Thursday, January 3, 2013

Drunk Driving in American Cities

I got plenty of feedback on the National Portrait of Drunk Driving asking for a per capita look so some real numbers and ranks could be affixed to known places (rather than within intentionally apolitical hex zones).  So here are the 25 biggest (most populous, anyways) cities in the United States ranked by proportion...
Find a city of interest and track its ups and downs across the *sorted lists.

This graph sort-of uses population as a proxy for the amount of driving that occurs overall.  But because population doesn't correspond perfectly with driviness, what you get is a more nuanced characteristic of a city.  Some really populous cities have a low rate of fatal crashes and there are lots of factors that could go into that, like the availability of public transportation, the walkability of the city, the general speed of road traffic, or some nature of the road infrastructure itself.  And other stuff.
But because this list compares deadly crashes to the raw population of a place, a little more about a city's characteristics might arise and others can speculate as to what those may be.

When a fatal traffic incident occurs, it's characteristics, including the nature of the involvement of intoxication, are collected by FARS.  For this chart any instance of intoxication among those involved was considered.

Why the tangled mess?
That's the good stuff.  Characterizing the general crisscrossiness between columns helps to interpret the relationship between a city's population and the traffic fatalities that happen there.  For example, on the whole, very large cities tend to have a reduced per capita risk of traffic fatality.  I might also assume that the ordering of per capita crashes would correspond pretty tightly with per capita drunk crashes -but several cities buck that prediction.  So find a city of interest and track it through the lists to see how it travels.  Here are some isolated examples...

Denver ranks 23 in terms of population, but comparatively high among that set when it comes to per capita deadly crashes, even higher when it comes to per capita deadly crashes involving intoxication, and right at the top of the list when it comes to the overall proportion of deadly crashes that involved intoxication.

Memphis has a smaller population but a comparatively high rate of deadly crashes.  This overall rate of deadly crashes relative to population is so high that it makes the rate of intoxication involvement look tiny -even though it is relatively commensurate with the population.

New York has a massive population.  But given that population it's a comparatively safe place to drive and scores angelically when it comes to drunk driving.  Why? Maybe a generally low rate of vehicle ownership, a popular public transportation system, slower traffic, etc.  Also maybe New Yorkers are just really careful, super swell folks who keep their hands at 10 and 2 and don't drive angry.

Detroit's rate of deadly crashes involving intoxication runs in the middle of the pack, but the per capita rate of deadly crashes (drunk and sober) are comparatively high.

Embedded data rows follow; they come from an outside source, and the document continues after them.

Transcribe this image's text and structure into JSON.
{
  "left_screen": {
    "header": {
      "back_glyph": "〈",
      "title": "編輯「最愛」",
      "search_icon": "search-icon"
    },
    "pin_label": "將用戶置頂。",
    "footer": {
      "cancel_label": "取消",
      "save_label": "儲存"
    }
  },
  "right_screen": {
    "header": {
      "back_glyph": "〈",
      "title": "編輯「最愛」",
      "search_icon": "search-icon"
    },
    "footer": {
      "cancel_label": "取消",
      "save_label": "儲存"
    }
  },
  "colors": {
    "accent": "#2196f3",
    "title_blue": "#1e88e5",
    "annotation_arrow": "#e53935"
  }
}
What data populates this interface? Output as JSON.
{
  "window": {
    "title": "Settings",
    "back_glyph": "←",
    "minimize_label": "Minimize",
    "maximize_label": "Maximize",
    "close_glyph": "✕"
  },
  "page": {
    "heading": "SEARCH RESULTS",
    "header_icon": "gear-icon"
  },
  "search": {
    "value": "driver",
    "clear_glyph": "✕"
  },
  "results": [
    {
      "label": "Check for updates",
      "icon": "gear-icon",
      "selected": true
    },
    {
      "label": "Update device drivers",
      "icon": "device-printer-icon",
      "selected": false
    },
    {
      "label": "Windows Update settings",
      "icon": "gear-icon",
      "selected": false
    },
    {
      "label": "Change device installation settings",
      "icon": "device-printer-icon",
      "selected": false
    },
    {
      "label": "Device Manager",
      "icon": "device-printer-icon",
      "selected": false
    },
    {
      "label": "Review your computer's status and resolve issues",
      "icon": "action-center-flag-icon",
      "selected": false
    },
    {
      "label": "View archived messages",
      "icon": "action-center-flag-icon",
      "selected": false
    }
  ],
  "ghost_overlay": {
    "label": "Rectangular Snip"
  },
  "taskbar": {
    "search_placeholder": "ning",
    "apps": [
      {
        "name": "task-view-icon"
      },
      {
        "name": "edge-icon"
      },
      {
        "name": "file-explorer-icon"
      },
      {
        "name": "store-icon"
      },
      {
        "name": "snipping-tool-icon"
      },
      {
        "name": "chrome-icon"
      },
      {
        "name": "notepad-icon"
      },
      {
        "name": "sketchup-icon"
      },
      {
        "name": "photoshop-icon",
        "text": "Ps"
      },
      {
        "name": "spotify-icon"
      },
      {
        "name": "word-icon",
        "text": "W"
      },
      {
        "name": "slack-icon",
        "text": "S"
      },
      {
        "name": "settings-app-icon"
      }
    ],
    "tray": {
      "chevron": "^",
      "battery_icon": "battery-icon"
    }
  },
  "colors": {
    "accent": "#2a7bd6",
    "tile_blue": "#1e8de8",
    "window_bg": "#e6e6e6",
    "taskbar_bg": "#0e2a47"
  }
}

The signature of this disparity might indicate cities with a large suburban to urban population ratio, as pointed out by Henry Grabar at the Atlantic Cities (disparity between city resident population and amount of commuting traffic).

Forget about the 25 biggest cities, how about overall?
Ok.  Here are the lists of the best and worst cities when it comes to the rate of deadly crashes that involved intoxication, over a decade of data...

(update: I noticed this list, while correct in percentage scores, was out of order.  It is now in order)
Lowest rate

13.6% Birmingham, Alabama
13.7% Coral Springs, Florida
14.7% Memphis, Tennessee
14.8% Miramar, Florida
15.4% Provo, Utah
16.3% New York, New York
16.7% Surprise, Arizona
16.7% Hialeah, Florida
17.7% Salt Lake City, Utah
18.3% Miami Gardens, Florida

Highest rate
55.8% Stamford, Connecticut
55.6% Flint, Michigan
54.6% Bellevue, Washington
54.2% Denver, Colorado
54.2% Santa Maria, California
54.1% Colorado Springs, Colorado
52.6% Green Bay, Wisconsin
52.5% Billings, Montana
52.5% Lakewood, Colorado
52.3% Madison, Wisconsin

The areas used to sum up the incidents falling within are the same as the chart above, coming from the U.S. Census bureau's set of "place" boundaries. The list itself comes from the wikipedia's ranking of the 285 biggest cities in the U.S. And of course the traffic data comes from FARS coordinates and intoxication flags from 2001 through 2010.

Show me a map
Here is a more politically agnostic view of the data, spread out across the country within a generic equal-area hexagon mesh.  The number of fatal crashes (symbol size) and their rate involving intoxication (color) show the dispersion, and DD proclivity of places.  You can read more than you may care to about this map's methodology here.

Caveats (updated here 1/9/13)
This intoxication flag considers alcohol alone, based on blood alcohol tests provided in the reports.  A BAC of 0.01 or greater by anybody involved in the fatality, not necessarily just the driver, is considered for the 2001-2007 years in this analysis.  2008, 09, and 10 limit that element only to drivers.

Here's the FARS Analytical Reference Guide:
and specifics about the interpretation of the drunk driving data element:

1 comment:

  1. Bruce Segal posted this update using car ownership rather than population as a normalizer, which is a better metric. Here's his slide: